*** Opening Material for this exercise ***

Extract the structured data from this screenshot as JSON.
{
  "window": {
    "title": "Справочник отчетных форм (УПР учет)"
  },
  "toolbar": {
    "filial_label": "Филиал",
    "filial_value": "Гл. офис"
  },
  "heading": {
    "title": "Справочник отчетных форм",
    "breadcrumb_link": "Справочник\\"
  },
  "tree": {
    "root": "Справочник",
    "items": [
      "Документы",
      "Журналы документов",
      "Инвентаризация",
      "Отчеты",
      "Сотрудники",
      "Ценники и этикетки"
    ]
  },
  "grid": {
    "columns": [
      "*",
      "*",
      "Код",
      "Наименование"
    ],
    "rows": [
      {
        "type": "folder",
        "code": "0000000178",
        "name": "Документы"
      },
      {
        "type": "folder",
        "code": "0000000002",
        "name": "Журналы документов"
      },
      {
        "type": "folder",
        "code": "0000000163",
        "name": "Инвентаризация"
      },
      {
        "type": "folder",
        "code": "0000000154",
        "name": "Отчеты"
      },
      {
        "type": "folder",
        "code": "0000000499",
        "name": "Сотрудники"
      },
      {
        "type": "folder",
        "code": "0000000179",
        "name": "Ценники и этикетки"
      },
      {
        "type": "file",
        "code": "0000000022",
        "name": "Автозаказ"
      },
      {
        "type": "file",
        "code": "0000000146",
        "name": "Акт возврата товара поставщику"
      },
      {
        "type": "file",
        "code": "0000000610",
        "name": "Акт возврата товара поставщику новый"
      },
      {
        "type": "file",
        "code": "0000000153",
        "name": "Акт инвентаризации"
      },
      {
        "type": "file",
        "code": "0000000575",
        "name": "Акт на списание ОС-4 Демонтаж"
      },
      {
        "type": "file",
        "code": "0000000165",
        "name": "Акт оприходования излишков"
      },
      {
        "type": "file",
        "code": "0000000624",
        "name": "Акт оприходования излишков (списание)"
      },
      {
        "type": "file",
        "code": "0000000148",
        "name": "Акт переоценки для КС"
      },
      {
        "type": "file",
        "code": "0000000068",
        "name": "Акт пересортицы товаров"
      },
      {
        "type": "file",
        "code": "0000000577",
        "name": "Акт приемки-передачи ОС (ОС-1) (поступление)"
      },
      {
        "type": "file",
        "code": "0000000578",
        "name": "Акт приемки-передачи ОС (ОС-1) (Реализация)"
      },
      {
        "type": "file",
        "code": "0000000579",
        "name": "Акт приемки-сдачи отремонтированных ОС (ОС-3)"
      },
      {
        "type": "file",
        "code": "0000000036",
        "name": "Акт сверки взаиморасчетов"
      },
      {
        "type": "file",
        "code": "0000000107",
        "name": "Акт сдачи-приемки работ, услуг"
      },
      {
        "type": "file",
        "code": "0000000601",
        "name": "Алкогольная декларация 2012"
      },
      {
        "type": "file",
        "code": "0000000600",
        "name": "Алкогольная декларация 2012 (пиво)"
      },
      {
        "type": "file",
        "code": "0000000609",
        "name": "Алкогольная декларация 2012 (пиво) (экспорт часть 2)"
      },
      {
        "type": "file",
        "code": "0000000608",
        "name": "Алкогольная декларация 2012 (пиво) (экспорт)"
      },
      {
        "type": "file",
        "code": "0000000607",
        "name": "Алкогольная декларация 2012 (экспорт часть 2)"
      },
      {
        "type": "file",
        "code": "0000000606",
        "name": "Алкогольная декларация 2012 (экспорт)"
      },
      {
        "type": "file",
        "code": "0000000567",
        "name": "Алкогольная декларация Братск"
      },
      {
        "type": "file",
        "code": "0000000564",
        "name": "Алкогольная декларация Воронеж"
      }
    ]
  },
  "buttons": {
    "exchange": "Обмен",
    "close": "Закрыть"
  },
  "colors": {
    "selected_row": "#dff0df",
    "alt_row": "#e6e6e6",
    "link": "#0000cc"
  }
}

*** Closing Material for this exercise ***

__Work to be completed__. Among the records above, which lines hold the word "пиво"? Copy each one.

__Your response__.
        "name": "Алкогольная декларация 2012 (пиво)"
        "name": "Алкогольная декларация 2012 (пиво) (экспорт часть 2)"
        "name": "Алкогольная декларация 2012 (пиво) (экспорт)"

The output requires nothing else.